State demographers with the Texas State Data Center expect the population of Denton County to add almost 100,000 residents and grow 13 percent by 2030.

Thomas Taylor of the Upper Trinity Regional Water District says those new customers are why it’s crucial that state environmental commissioners approve the permits for Lake Ralph Hall.

“If we didn’t have Lake Ralph Hall and we weren’t planning for it we wouldn’t be able to meet the needs of our customers,” said Taylor.

Lake Ralph Hall, named for the Rockwall congressman, has been on the drawing board for more than a decade.  It would be built on the North Sulphur River, northeast of Dallas, near Bonham.

The lake would be about the size of Lake Grapevine and would be the first new Texas lake that’s a water supply in more than twenty years.

There has been less opposition to this proposed reservoir than some others, but it has its critics.

The Texas Conservation Alliance, which opposes nearly every reservoir, claims Ralph Hall’s conservation plan wastes water and would set a bad precedent for future reservoirs.

The Upper Trinity District’s biggest customer, Flower Mound, claims the new supply won’t be needed until much further into the future than projected. 

Flower Mound Mayor Tom Hayden says the residents of his city will see their bills escalate astronomically for a water source that’s being built prematurely.

“The Upper Trinity is barely using 50 percent of its capacity, so they are going to build a lake they don’t have demand for.  We are already paying exorbitant costs and it’s only going to increase,” said Hayden.

The Upper Trinity’s Taylor disagrees with Hayden saying the new water supply is needed and the reservoir will increase the cost of water to Flower Mound residents by no more than 15 percent.

“I think the people of Flower Mound would be willing to pay 15 percent to keep from running out of water,” said Taylor, adding other new water sources would be more difficult to develop and more expensive.

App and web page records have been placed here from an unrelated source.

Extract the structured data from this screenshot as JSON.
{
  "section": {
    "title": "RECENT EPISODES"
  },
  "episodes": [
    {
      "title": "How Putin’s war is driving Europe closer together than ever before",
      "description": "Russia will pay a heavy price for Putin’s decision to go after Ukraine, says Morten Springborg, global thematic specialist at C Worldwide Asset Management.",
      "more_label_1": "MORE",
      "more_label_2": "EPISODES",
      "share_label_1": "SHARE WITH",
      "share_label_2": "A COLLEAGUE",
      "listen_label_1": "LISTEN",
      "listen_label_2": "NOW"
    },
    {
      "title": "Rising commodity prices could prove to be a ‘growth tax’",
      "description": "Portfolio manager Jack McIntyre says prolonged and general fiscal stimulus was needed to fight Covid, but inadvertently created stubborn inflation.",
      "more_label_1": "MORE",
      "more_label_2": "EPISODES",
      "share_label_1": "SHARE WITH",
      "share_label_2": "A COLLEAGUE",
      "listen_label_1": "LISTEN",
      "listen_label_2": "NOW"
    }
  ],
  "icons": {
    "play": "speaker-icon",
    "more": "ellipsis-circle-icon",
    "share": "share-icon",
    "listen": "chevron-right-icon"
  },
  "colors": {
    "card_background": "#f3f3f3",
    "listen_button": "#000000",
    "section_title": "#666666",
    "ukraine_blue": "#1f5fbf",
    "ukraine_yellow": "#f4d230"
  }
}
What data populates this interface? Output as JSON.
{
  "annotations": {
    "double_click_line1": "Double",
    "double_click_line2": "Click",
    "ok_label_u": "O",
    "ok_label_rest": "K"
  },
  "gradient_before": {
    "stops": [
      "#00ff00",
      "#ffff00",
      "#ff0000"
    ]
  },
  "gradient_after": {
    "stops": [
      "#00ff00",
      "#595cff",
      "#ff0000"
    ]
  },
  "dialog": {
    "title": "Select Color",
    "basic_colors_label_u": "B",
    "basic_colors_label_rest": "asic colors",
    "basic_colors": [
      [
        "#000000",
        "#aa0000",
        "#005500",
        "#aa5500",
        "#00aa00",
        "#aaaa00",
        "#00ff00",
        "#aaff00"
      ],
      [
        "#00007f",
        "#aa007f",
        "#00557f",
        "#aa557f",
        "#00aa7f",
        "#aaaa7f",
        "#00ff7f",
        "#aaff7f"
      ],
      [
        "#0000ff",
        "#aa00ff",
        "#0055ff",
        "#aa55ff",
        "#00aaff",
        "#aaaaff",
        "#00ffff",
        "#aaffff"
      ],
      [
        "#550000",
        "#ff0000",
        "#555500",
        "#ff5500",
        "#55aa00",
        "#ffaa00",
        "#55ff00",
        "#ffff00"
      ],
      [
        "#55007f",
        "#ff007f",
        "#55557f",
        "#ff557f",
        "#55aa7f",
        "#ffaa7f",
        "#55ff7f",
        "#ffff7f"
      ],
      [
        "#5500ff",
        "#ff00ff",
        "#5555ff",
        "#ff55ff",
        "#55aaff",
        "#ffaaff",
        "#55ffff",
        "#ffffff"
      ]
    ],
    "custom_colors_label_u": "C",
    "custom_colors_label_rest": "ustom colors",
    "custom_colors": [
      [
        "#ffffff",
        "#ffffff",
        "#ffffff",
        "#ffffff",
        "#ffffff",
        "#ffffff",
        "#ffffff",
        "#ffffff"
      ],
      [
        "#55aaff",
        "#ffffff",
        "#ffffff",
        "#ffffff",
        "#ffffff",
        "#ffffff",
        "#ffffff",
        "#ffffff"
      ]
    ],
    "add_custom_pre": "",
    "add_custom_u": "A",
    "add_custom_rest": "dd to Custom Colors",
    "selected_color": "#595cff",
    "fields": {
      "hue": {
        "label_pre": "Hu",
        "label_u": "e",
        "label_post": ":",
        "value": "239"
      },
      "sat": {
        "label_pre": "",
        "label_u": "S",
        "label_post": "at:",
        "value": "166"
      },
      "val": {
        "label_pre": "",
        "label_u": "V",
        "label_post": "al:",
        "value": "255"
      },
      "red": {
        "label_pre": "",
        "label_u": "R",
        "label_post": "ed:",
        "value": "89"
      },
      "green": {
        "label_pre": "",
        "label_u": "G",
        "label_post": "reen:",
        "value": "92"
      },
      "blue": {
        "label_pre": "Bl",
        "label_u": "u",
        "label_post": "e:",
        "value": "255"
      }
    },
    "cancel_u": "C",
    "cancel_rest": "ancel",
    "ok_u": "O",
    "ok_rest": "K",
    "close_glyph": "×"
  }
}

If the water-use permits are approved as expected Taylor says it will still be several years before construction begins.  He says Lake Ralph Hall would probably be completed in about a decade.